History uncovered by Wales' Uplands Archaeology Initiative
Prehistoric sites are among the latest discoveries in the final part of a 28-year study of Wales' countryside.
The finds around Trawsfynydd, Gwynedd, mark the end of a project to survey moorland left "unimproved" over the years to find unrecorded sites.
Over 42,000 archaeological features have been recorded in the Uplands Archaeology Initiative since 1987.
Experts say the findings will give a richer understanding of the importance upland areas have played in the past.
The Royal Commission on the Ancient and Historical Monuments of Wales (RCAHMW) has been collating the data from the fieldwork carried out by different organisations.
The latest findings around Craig Aberserw in Snowdonia have been made by Peter Schofield and Hannah Leighton from Oxford Archaeology North (OAN).
They have recorded 4,500 sites and monuments since OAN's work on the project began in 2002.
Mr Schofield said a recent finding of a Prehistoric burnt mound - a site showing fire-cracked stones, possibly used for heating water - close to a popular path used by walkers on Snowdon, was a "stand out feature".
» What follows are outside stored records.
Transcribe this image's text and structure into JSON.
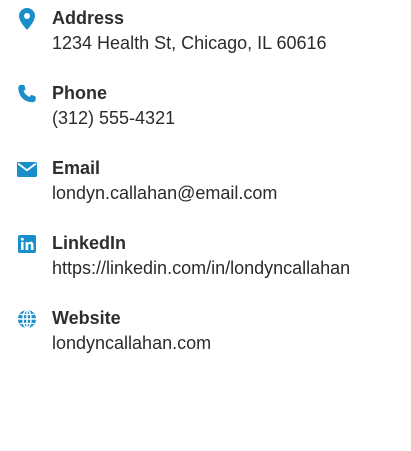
{
  "accent_color": "#1a8ec9",
  "contacts": [
    {
      "icon": "location-pin-icon",
      "label": "Address",
      "value": "1234 Health St, Chicago, IL 60616"
    },
    {
      "icon": "phone-icon",
      "label": "Phone",
      "value": "(312) 555-4321"
    },
    {
      "icon": "envelope-icon",
      "label": "Email",
      "value": "londyn.callahan@email.com"
    },
    {
      "icon": "linkedin-icon",
      "label": "LinkedIn",
      "value": "https://linkedin.com/in/londyncallahan"
    },
    {
      "icon": "globe-icon",
      "label": "Website",
      "value": "londyncallahan.com"
    }
  ]
}
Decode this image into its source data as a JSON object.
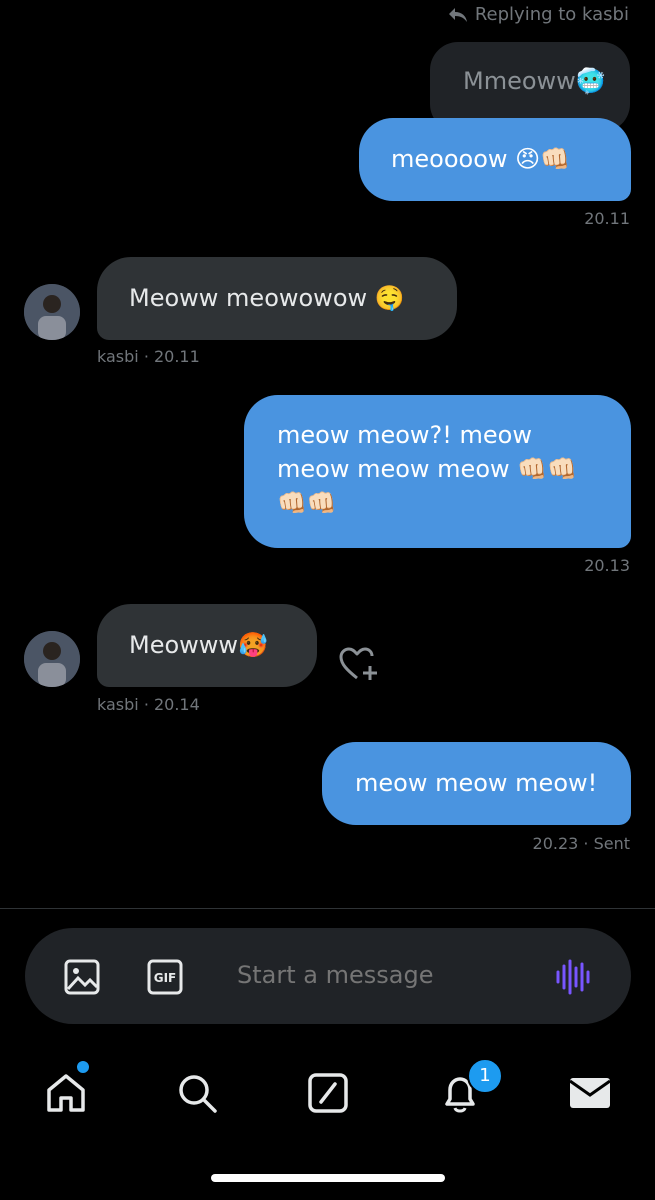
{
  "reply_note": "Replying to kasbi",
  "messages": [
    {
      "from": "me",
      "text": "Mmeoww🥶",
      "quoted": true
    },
    {
      "from": "me",
      "text": "meoooow 😠👊🏻",
      "time": "20.11"
    },
    {
      "from": "kasbi",
      "text": "Meoww meowowow 🤤",
      "meta": "kasbi · 20.11"
    },
    {
      "from": "me",
      "text": "meow meow?! meow meow meow meow 👊🏻👊🏻👊🏻👊🏻",
      "time": "20.13"
    },
    {
      "from": "kasbi",
      "text": "Meowww🥵",
      "meta": "kasbi · 20.14"
    },
    {
      "from": "me",
      "text": "meow meow meow!",
      "time": "20.23 · Sent"
    }
  ],
  "composer": {
    "placeholder": "Start a message"
  },
  "icons": [
    "reply-icon",
    "heart-add-icon",
    "image-icon",
    "gif-icon",
    "voice-icon",
    "home-icon",
    "search-icon",
    "compose-icon",
    "bell-icon",
    "mail-icon"
  ],
  "tabs": {
    "notifications_badge": "1"
  },
  "colors": {
    "sent_bubble": "#4a94e0",
    "received_bubble": "#2f3336",
    "accent": "#1d9bf0",
    "voice": "#7856ff"
  }
}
He said it also showed that there were lots of things still to be discovered as it had only recently been identified despite the popularity of the area with visitors.
His team's survey work has been looking at ancient structures, including abandoned settlements, burial monuments, old peat workings and sheepfolds, many of which were entirely unknown.
They have found evidence of more prehistoric burnt mounds as well as standing stones, possibly having ceremonial purposes or defining a route at Trawsfynydd.
Mr Schofield said they have also recorded a "hell of a lot of mining" over the centuries as well as a high number of medieval buildings and enclosures used for seasonal farming.
David Leighton, a senior investigator in RCAHMW's Reconnaissance Team, said the project had shown the extent and history of industrial exploitation in Wales, "often leading to spectacular features long abandoned."
He highlighted the landscape at the Blaenavon World Heritage Site, Torfaen, once a major producer of iron and coal in 19th Century south Wales.
Mr Leighton said: "The future analysis of nearly three decades of survey data should lead to a deeper and richer understanding of the part played by the uplands in the history and culture of Wales."
About 40% of Wales' landscape is regarded as uplands, an area over 244 metres (800ft) above sea level.
More information on findings can also be found on the Coflein website, a national collection of information about historic sites in Wales.